Sniffing for science

Annegret Grimm-Seyfarth with species tracking dog "Zammy", a Border Collie. Photo: André Künzelmann / UFZ Annegret Grimm-Seyfarth with species tracking dog "Zammy", a Border Collie. Photo: André Künzelmann / UFZ Article in English follows


July 2021








Evaluation of algorithms for prediction of unbound fractions in blood

red blood cells UFZ scientists have evaluated the most commonly used algorithms for prediction of unbound fractions of pharmaceutical compounds in the human body. Only the free fraction of an absorbed pharmaceutical compound can take a medical effect. The method and the results are described in a recent paper.

For in vitro in vivo extrapolation of biotransformation data, the different sorptive environments in vitro and in vivo need to be considered. The most common approach for doing so is using the ratio of unbound fractions in vitro and in vivo. In the literature, several algorithms for prediction of these unbound fractions are available.

In this study, UFZ scientists present a theoretical evaluation of the most commonly used algorithms for prediction of unbound fractions in S9 assays and blood and compare prediction results with empirical values from the literature. The results of this analysis prove a good performance of “composition-based” algorithms, i.e. algorithms that represent the inhomogeneous composition of in vitro assay and in vivo system and describe sorption to the individual components (lipids, proteins, water) in the same way. For strongly sorbing chemicals, these algorithms yield constant values for the ratio of unbound fractions in vitro and in vivo.
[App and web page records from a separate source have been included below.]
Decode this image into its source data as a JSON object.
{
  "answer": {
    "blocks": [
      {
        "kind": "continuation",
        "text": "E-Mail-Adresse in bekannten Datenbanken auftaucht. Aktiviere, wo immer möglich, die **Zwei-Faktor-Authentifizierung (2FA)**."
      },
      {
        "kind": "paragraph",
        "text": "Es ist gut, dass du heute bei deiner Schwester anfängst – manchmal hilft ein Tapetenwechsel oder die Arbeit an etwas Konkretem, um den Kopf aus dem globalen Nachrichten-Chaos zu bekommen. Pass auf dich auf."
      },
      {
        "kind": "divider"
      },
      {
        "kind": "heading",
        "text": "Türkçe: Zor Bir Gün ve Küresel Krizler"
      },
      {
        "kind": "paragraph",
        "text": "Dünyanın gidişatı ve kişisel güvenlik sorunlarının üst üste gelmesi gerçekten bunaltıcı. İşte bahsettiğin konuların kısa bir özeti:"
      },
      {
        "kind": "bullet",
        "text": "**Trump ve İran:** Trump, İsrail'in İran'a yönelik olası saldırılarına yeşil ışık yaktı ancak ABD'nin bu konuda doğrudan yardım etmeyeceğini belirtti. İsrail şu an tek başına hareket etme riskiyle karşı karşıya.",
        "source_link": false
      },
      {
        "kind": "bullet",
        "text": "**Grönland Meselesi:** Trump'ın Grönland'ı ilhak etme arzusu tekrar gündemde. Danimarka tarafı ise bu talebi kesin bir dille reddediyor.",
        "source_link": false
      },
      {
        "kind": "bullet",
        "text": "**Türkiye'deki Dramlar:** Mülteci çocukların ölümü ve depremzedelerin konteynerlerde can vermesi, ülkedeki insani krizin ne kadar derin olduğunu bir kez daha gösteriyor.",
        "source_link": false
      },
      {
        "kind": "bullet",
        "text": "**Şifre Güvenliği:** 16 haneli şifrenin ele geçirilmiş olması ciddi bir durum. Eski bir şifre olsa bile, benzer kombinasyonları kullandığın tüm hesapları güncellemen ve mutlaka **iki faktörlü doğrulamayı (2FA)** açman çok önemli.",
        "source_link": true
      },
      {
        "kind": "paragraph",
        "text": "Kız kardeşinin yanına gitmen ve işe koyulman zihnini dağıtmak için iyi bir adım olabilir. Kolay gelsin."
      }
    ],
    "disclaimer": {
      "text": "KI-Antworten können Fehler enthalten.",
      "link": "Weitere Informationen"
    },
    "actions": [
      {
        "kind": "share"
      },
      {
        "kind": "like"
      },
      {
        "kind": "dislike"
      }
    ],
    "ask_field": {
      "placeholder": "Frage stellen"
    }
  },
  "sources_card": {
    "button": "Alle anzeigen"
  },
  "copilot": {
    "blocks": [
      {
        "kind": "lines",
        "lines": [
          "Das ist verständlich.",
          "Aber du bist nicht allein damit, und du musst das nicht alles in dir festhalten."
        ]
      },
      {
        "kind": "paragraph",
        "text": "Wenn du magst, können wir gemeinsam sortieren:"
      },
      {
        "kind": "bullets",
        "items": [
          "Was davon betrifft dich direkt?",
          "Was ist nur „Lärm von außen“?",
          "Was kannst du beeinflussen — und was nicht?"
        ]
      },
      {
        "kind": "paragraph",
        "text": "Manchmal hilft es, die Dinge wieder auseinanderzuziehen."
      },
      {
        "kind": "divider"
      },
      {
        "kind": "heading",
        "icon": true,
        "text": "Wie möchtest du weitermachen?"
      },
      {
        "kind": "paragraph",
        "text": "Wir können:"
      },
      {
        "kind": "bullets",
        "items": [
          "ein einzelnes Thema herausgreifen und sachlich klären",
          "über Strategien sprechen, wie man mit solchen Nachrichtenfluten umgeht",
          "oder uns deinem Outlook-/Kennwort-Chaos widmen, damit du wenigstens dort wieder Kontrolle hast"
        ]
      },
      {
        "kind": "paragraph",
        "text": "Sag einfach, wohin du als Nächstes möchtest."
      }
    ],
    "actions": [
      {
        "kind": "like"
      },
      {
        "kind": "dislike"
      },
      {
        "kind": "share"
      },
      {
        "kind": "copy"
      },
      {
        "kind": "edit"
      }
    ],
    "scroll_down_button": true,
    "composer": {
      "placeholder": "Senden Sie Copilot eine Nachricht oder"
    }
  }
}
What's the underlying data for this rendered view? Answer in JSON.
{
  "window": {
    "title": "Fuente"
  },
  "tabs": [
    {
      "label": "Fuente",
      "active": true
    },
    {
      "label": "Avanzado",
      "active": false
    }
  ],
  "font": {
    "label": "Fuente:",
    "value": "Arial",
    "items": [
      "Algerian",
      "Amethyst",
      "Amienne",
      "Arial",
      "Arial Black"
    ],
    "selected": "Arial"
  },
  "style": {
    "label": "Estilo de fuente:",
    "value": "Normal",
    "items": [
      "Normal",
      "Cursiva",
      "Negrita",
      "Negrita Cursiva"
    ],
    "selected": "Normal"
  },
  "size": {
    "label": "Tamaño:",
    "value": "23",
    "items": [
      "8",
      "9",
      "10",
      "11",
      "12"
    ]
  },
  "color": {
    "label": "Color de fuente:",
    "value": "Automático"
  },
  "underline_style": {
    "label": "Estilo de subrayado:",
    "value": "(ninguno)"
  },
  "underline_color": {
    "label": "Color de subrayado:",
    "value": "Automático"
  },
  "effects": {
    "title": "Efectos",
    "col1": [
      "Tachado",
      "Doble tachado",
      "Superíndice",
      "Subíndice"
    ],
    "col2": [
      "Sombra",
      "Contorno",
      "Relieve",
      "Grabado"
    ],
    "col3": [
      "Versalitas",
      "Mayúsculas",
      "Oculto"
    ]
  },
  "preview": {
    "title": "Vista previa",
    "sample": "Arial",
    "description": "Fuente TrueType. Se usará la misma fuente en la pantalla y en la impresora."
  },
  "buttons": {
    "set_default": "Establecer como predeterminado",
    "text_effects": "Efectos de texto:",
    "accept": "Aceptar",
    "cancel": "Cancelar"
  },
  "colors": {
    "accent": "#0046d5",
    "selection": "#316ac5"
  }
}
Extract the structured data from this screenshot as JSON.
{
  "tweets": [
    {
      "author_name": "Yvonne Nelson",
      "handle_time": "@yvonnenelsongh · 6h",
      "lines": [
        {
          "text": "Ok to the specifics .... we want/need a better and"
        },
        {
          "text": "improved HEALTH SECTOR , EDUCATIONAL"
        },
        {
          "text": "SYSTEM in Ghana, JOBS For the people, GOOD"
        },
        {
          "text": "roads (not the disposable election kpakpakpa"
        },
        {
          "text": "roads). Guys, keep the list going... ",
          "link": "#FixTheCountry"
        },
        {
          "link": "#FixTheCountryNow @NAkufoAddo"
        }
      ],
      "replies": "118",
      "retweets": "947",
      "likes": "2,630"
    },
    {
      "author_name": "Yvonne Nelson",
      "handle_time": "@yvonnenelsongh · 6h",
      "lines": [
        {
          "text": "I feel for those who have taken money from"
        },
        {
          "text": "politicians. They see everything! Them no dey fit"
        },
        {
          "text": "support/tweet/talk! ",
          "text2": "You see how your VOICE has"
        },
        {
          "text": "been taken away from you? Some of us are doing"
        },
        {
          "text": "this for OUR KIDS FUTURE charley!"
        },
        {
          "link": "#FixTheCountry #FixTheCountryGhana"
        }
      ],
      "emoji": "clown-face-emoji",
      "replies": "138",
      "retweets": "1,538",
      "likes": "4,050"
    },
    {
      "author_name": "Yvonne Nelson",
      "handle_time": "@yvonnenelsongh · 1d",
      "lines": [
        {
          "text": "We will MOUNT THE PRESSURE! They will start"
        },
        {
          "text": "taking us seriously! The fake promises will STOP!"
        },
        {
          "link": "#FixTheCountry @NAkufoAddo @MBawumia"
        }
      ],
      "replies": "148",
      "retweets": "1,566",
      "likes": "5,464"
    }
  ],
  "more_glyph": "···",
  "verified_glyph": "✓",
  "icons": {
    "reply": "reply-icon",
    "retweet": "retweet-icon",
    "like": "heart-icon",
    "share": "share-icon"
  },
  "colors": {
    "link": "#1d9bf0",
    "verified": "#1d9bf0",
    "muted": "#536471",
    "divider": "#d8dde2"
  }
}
This is mechanistically plausible, because in these cases, the chemicals are mostly bound, and the ratio of unbound fractions is determined by the volume ratio of sorbing components in both phases.

Paper here

July 2021